Without copying any picture, return all lines below exactly.
---------- Data for the task
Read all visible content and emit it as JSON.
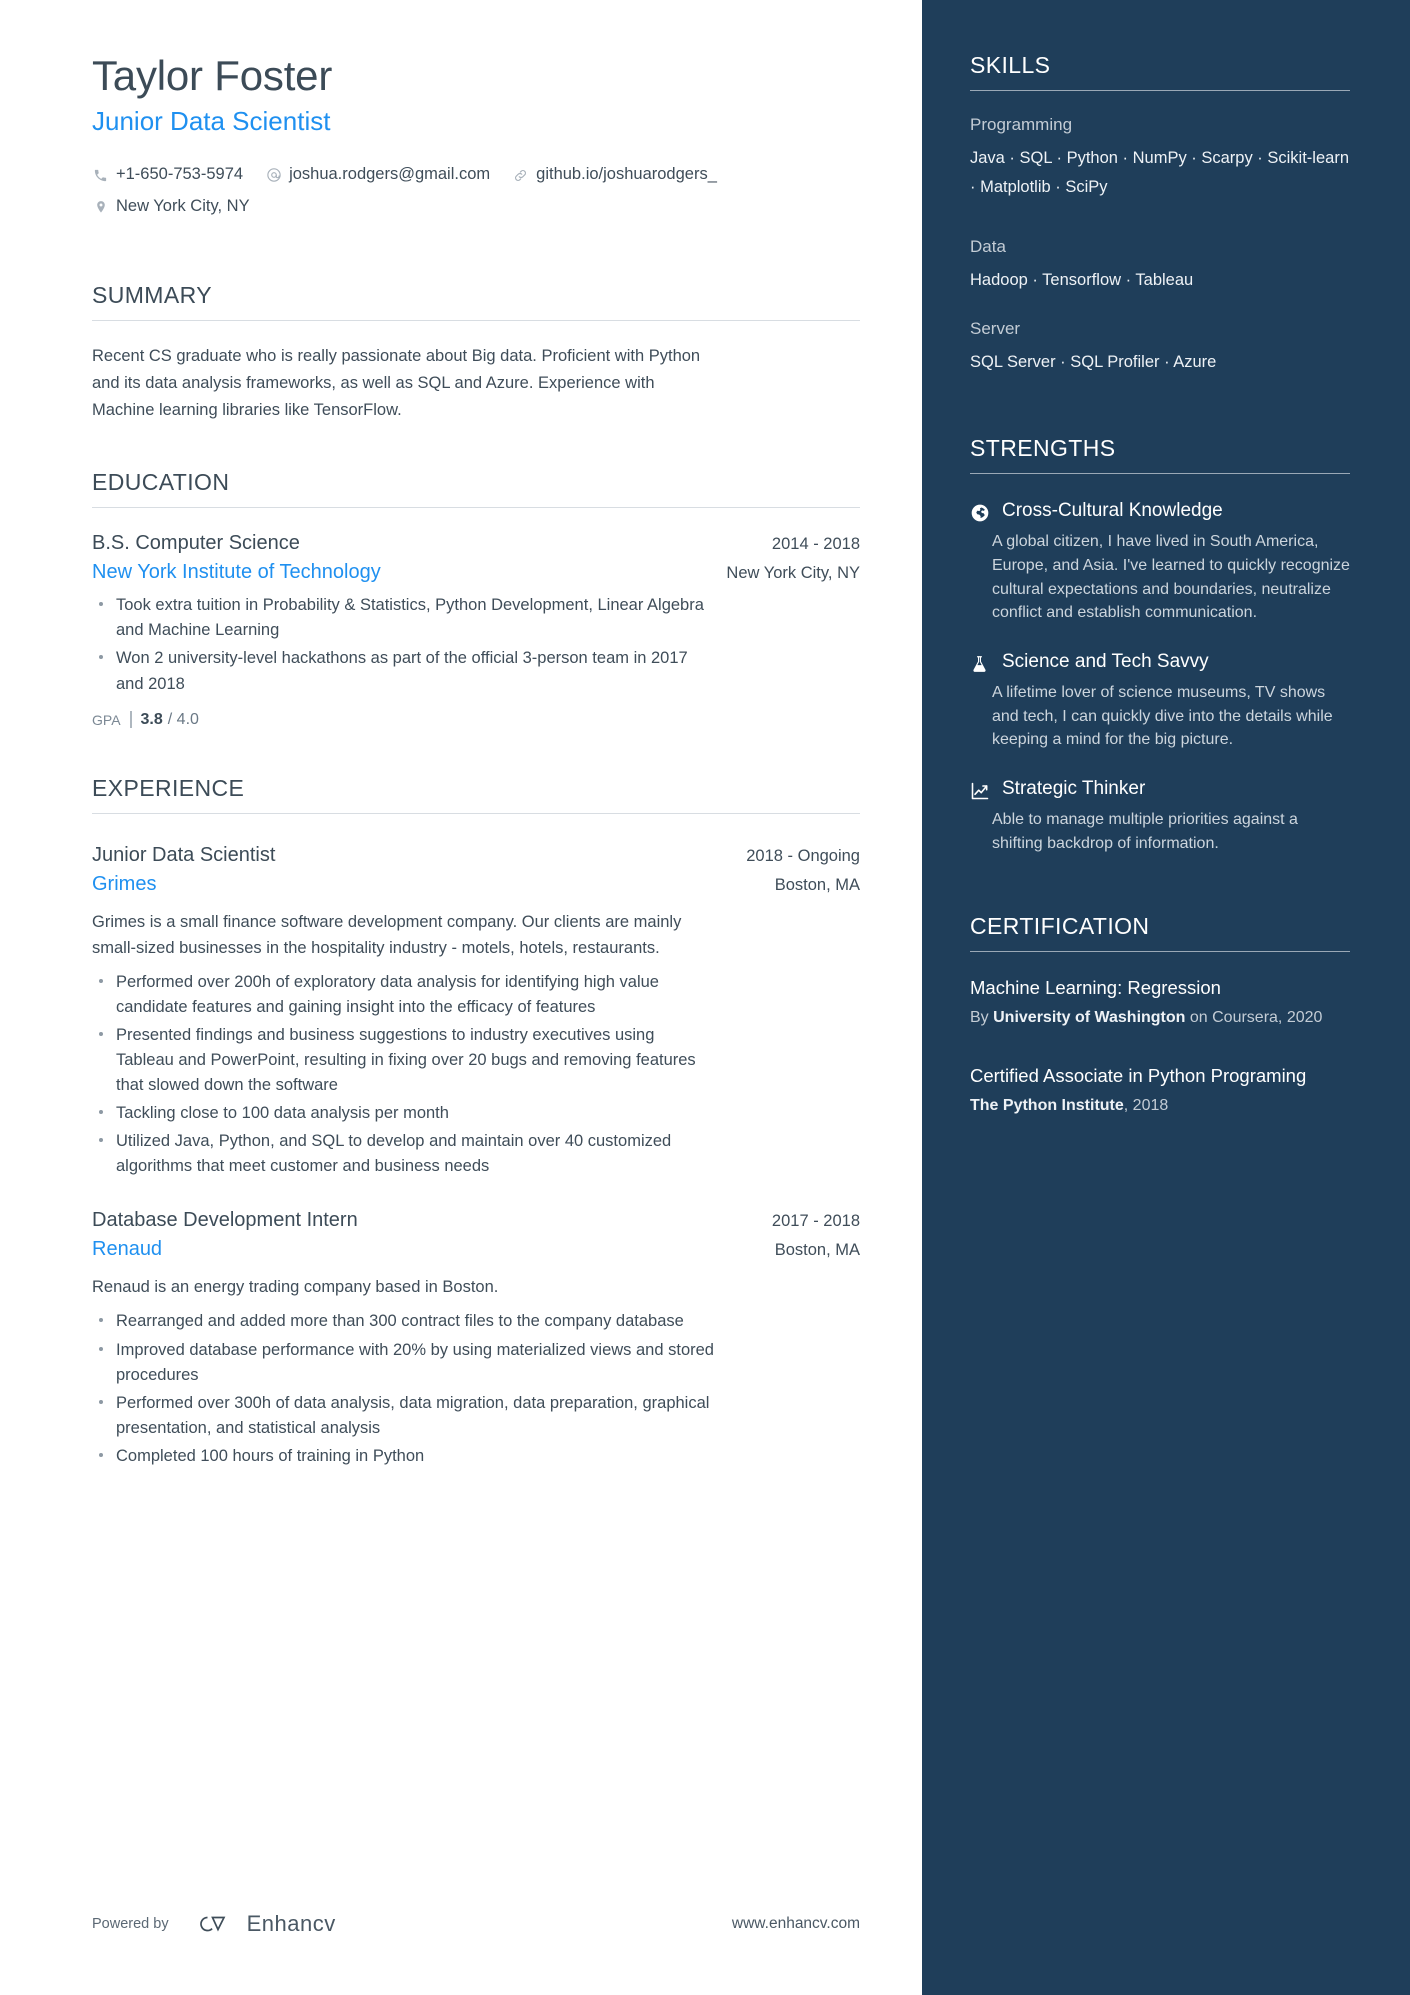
{
  "header": {
    "name": "Taylor Foster",
    "job_title": "Junior Data Scientist",
    "contacts": [
      {
        "icon": "phone-icon",
        "text": "+1-650-753-5974"
      },
      {
        "icon": "email-icon",
        "text": "joshua.rodgers@gmail.com"
      },
      {
        "icon": "link-icon",
        "text": "github.io/joshuarodgers_"
      }
    ],
    "location": {
      "icon": "location-pin-icon",
      "text": "New York City, NY"
    }
  },
  "summary": {
    "title": "SUMMARY",
    "text": "Recent CS graduate who is really passionate about Big data. Proficient with Python and its data analysis frameworks, as well as SQL and Azure. Experience with Machine learning libraries like TensorFlow."
  },
  "education": {
    "title": "EDUCATION",
    "entries": [
      {
        "degree": "B.S. Computer Science",
        "date": "2014 - 2018",
        "school": "New York Institute of Technology",
        "location": "New York City, NY",
        "bullets": [
          "Took extra tuition in Probability & Statistics, Python Development, Linear Algebra and Machine Learning",
          "Won 2 university-level hackathons as part of the official 3-person team in 2017 and 2018"
        ],
        "gpa_label": "GPA",
        "gpa_value": "3.8",
        "gpa_max": "/ 4.0"
      }
    ]
  },
  "experience": {
    "title": "EXPERIENCE",
    "entries": [
      {
        "role": "Junior Data Scientist",
        "date": "2018 - Ongoing",
        "company": "Grimes",
        "location": "Boston, MA",
        "description": "Grimes is a small finance software development company. Our clients are mainly small-sized businesses in the hospitality industry - motels, hotels, restaurants.",
        "bullets": [
          "Performed over 200h of exploratory data analysis for identifying high value candidate features and gaining insight into the efficacy of features",
          "Presented findings and business suggestions to industry executives using Tableau and PowerPoint, resulting in fixing over 20 bugs and removing features that slowed down the software",
          "Tackling close to 100 data analysis per month",
          "Utilized Java, Python, and SQL to develop and maintain over 40 customized algorithms that meet customer and business needs"
        ]
      },
      {
        "role": "Database Development Intern",
        "date": "2017 - 2018",
        "company": "Renaud",
        "location": "Boston, MA",
        "description": "Renaud is an energy trading company based in Boston.",
        "bullets": [
          "Rearranged and added more than 300 contract files to the company database",
          "Improved database performance with 20% by using materialized views and stored procedures",
          "Performed over 300h of data analysis, data migration, data preparation, graphical presentation, and statistical analysis",
          "Completed 100 hours of training in Python"
        ]
      }
    ]
  },
  "skills": {
    "title": "SKILLS",
    "groups": [
      {
        "label": "Programming",
        "items": "Java · SQL · Python · NumPy · Scarpy · Scikit-learn · Matplotlib · SciPy"
      },
      {
        "label": "Data",
        "items": "Hadoop · Tensorflow · Tableau"
      },
      {
        "label": "Server",
        "items": "SQL Server · SQL Profiler · Azure"
      }
    ]
  },
  "strengths": {
    "title": "STRENGTHS",
    "items": [
      {
        "icon": "globe-icon",
        "name": "Cross-Cultural Knowledge",
        "desc": "A global citizen, I have lived in South America, Europe, and Asia. I've learned to quickly recognize cultural expectations and boundaries, neutralize conflict and establish communication."
      },
      {
        "icon": "flask-icon",
        "name": "Science and Tech Savvy",
        "desc": "A lifetime lover of science museums, TV shows and tech, I can quickly dive into the details while keeping a mind for the big picture."
      },
      {
        "icon": "trend-up-icon",
        "name": "Strategic Thinker",
        "desc": "Able to manage multiple priorities against a shifting backdrop of information."
      }
    ]
  },
  "certification": {
    "title": "CERTIFICATION",
    "items": [
      {
        "name": "Machine Learning: Regression",
        "meta_prefix": "By ",
        "meta_bold": "University of Washington",
        "meta_suffix": " on Coursera, 2020"
      },
      {
        "name": "Certified Associate in Python Programing",
        "meta_prefix": "",
        "meta_bold": "The Python Institute",
        "meta_suffix": ", 2018"
      }
    ]
  },
  "footer": {
    "powered_by": "Powered by",
    "brand": "Enhancv",
    "url": "www.enhancv.com"
  },
  "colors": {
    "accent_blue": "#1f90f0",
    "sidebar_navy": "#1f3e5a",
    "heading": "#3c4b57"
  }
}
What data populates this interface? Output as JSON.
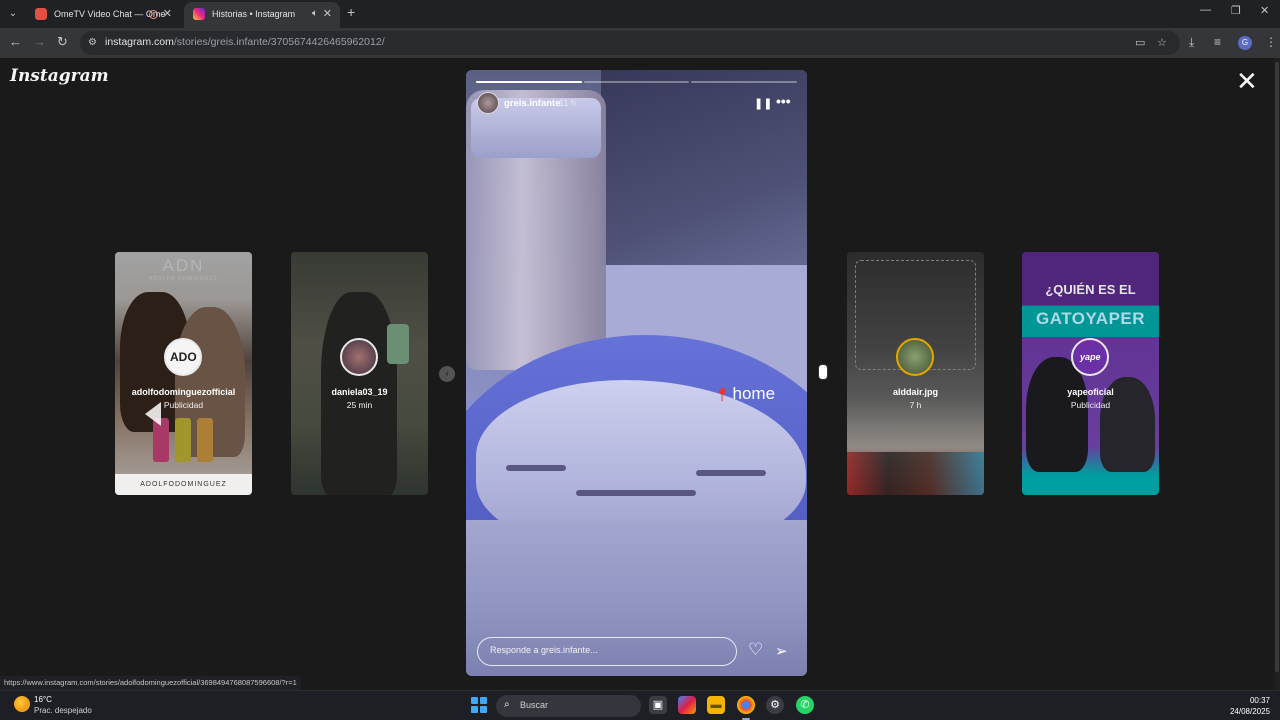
{
  "browser": {
    "tabs": [
      {
        "title": "OmeTV Video Chat — Ome"
      },
      {
        "title": "Historias • Instagram"
      }
    ],
    "url_domain": "instagram.com",
    "url_path": "/stories/greis.infante/3705674426465962012/"
  },
  "page": {
    "logo": "Instagram"
  },
  "main_story": {
    "username": "greis.infante",
    "time": "11 h",
    "location_sticker": "home",
    "reply_placeholder": "Responde a greis.infante...",
    "progress": [
      1.0,
      0.0,
      0.0
    ]
  },
  "side_stories": [
    {
      "username": "adolfodominguezofficial",
      "subtitle": "Publicidad",
      "brand": "ADN",
      "brand_tagline": "ADOLFO DOMINGUEZ",
      "footer": "ADOLFODOMINGUEZ",
      "avatar_text": "ADO"
    },
    {
      "username": "daniela03_19",
      "subtitle": "25 min"
    },
    {
      "username": "alddair.jpg",
      "subtitle": "7 h"
    },
    {
      "username": "yapeoficial",
      "subtitle": "Publicidad",
      "headline1": "¿QUIÉN ES EL",
      "headline2": "GATOYAPER",
      "avatar_text": "yape"
    }
  ],
  "status_bar_url": "https://www.instagram.com/stories/adolfodominguezofficial/3698494768087596608/?r=1",
  "taskbar": {
    "temperature": "16°C",
    "condition": "Prac. despejado",
    "search_label": "Buscar",
    "time": "00:37",
    "date": "24/08/2025"
  },
  "colors": {
    "page_background": "#1a1a1a",
    "instagram_accent": "#ee2a7b",
    "yape_purple": "#6b2fa8"
  }
}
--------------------
**Exercise output**
Read all visible content and emit it as JSON.
{
  "header": {
    "name": "Taylor Foster",
    "job_title": "Junior Data Scientist",
    "contacts": [
      {
        "icon": "phone-icon",
        "text": "+1-650-753-5974"
      },
      {
        "icon": "email-icon",
        "text": "joshua.rodgers@gmail.com"
      },
      {
        "icon": "link-icon",
        "text": "github.io/joshuarodgers_"
      }
    ],
    "location": {
      "icon": "location-pin-icon",
      "text": "New York City, NY"
    }
  },
  "summary": {
    "title": "SUMMARY",
    "text": "Recent CS graduate who is really passionate about Big data. Proficient with Python and its data analysis frameworks, as well as SQL and Azure. Experience with Machine learning libraries like TensorFlow."
  },
  "education": {
    "title": "EDUCATION",
    "entries": [
      {
        "degree": "B.S. Computer Science",
        "date": "2014 - 2018",
        "school": "New York Institute of Technology",
        "location": "New York City, NY",
        "bullets": [
          "Took extra tuition in Probability & Statistics, Python Development, Linear Algebra and Machine Learning",
          "Won 2 university-level hackathons as part of the official 3-person team in 2017 and 2018"
        ],
        "gpa_label": "GPA",
        "gpa_value": "3.8",
        "gpa_max": "/ 4.0"
      }
    ]
  },
  "experience": {
    "title": "EXPERIENCE",
    "entries": [
      {
        "role": "Junior Data Scientist",
        "date": "2018 - Ongoing",
        "company": "Grimes",
        "location": "Boston, MA",
        "description": "Grimes is a small finance software development company. Our clients are mainly small-sized businesses in the hospitality industry - motels, hotels, restaurants.",
        "bullets": [
          "Performed over 200h of exploratory data analysis for identifying high value candidate features and gaining insight into the efficacy of features",
          "Presented findings and business suggestions to industry executives using Tableau and PowerPoint, resulting in fixing over 20 bugs and removing features that slowed down the software",
          "Tackling close to 100 data analysis per month",
          "Utilized Java, Python, and SQL to develop and maintain over 40 customized algorithms that meet customer and business needs"
        ]
      },
      {
        "role": "Database Development Intern",
        "date": "2017 - 2018",
        "company": "Renaud",
        "location": "Boston, MA",
        "description": "Renaud is an energy trading company based in Boston.",
        "bullets": [
          "Rearranged and added more than 300 contract files to the company database",
          "Improved database performance with 20% by using materialized views and stored procedures",
          "Performed over 300h of data analysis, data migration, data preparation, graphical presentation, and statistical analysis",
          "Completed 100 hours of training in Python"
        ]
      }
    ]
  },
  "skills": {
    "title": "SKILLS",
    "groups": [
      {
        "label": "Programming",
        "items": "Java · SQL · Python · NumPy · Scarpy · Scikit-learn · Matplotlib · SciPy"
      },
      {
        "label": "Data",
        "items": "Hadoop · Tensorflow · Tableau"
      },
      {
        "label": "Server",
        "items": "SQL Server · SQL Profiler · Azure"
      }
    ]
  },
  "strengths": {
    "title": "STRENGTHS",
    "items": [
      {
        "icon": "globe-icon",
        "name": "Cross-Cultural Knowledge",
        "desc": "A global citizen, I have lived in South America, Europe, and Asia. I've learned to quickly recognize cultural expectations and boundaries, neutralize conflict and establish communication."
      },
      {
        "icon": "flask-icon",
        "name": "Science and Tech Savvy",
        "desc": "A lifetime lover of science museums, TV shows and tech, I can quickly dive into the details while keeping a mind for the big picture."
      },
      {
        "icon": "trend-up-icon",
        "name": "Strategic Thinker",
        "desc": "Able to manage multiple priorities against a shifting backdrop of information."
      }
    ]
  },
  "certification": {
    "title": "CERTIFICATION",
    "items": [
      {
        "name": "Machine Learning: Regression",
        "meta_prefix": "By ",
        "meta_bold": "University of Washington",
        "meta_suffix": " on Coursera, 2020"
      },
      {
        "name": "Certified Associate in Python Programing",
        "meta_prefix": "",
        "meta_bold": "The Python Institute",
        "meta_suffix": ", 2018"
      }
    ]
  },
  "footer": {
    "powered_by": "Powered by",
    "brand": "Enhancv",
    "url": "www.enhancv.com"
  },
  "colors": {
    "accent_blue": "#1f90f0",
    "sidebar_navy": "#1f3e5a",
    "heading": "#3c4b57"
  }
}
What data populates this interface? Output as JSON.
{
  "browser": {
    "tabs": [
      {
        "title": "OmeTV Video Chat — Ome"
      },
      {
        "title": "Historias • Instagram"
      }
    ],
    "url_domain": "instagram.com",
    "url_path": "/stories/greis.infante/3705674426465962012/"
  },
  "page": {
    "logo": "Instagram"
  },
  "main_story": {
    "username": "greis.infante",
    "time": "11 h",
    "location_sticker": "home",
    "reply_placeholder": "Responde a greis.infante...",
    "progress": [
      1.0,
      0.0,
      0.0
    ]
  },
  "side_stories": [
    {
      "username": "adolfodominguezofficial",
      "subtitle": "Publicidad",
      "brand": "ADN",
      "brand_tagline": "ADOLFO DOMINGUEZ",
      "footer": "ADOLFODOMINGUEZ",
      "avatar_text": "ADO"
    },
    {
      "username": "daniela03_19",
      "subtitle": "25 min"
    },
    {
      "username": "alddair.jpg",
      "subtitle": "7 h"
    },
    {
      "username": "yapeoficial",
      "subtitle": "Publicidad",
      "headline1": "¿QUIÉN ES EL",
      "headline2": "GATOYAPER",
      "avatar_text": "yape"
    }
  ],
  "status_bar_url": "https://www.instagram.com/stories/adolfodominguezofficial/3698494768087596608/?r=1",
  "taskbar": {
    "temperature": "16°C",
    "condition": "Prac. despejado",
    "search_label": "Buscar",
    "time": "00:37",
    "date": "24/08/2025"
  },
  "colors": {
    "page_background": "#1a1a1a",
    "instagram_accent": "#ee2a7b",
    "yape_purple": "#6b2fa8"
  }
}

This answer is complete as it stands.